>>>>

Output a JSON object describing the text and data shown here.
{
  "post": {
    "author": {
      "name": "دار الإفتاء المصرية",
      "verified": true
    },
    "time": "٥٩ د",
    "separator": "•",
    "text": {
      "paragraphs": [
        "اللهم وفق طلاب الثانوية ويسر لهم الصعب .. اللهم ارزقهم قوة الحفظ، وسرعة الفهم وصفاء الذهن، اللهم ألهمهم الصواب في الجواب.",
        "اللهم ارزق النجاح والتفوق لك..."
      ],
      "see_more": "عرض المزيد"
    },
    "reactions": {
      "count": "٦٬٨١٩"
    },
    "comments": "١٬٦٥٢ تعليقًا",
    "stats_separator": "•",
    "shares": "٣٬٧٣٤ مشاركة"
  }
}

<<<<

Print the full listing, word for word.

Answer section –
Output a JSON object describing the text and data shown here.
{
  "post": {
    "author": {
      "name": "دار الإفتاء المصرية",
      "verified": true
    },
    "time": "٥٩ د",
    "separator": "•",
    "text": {
      "paragraphs": [
        "اللهم وفق طلاب الثانوية ويسر لهم الصعب .. اللهم ارزقهم قوة الحفظ، وسرعة الفهم وصفاء الذهن، اللهم ألهمهم الصواب في الجواب.",
        "اللهم ارزق النجاح والتفوق لك..."
      ],
      "see_more": "عرض المزيد"
    },
    "reactions": {
      "count": "٦٬٨١٩"
    },
    "comments": "١٬٦٥٢ تعليقًا",
    "stats_separator": "•",
    "shares": "٣٬٧٣٤ مشاركة"
  }
}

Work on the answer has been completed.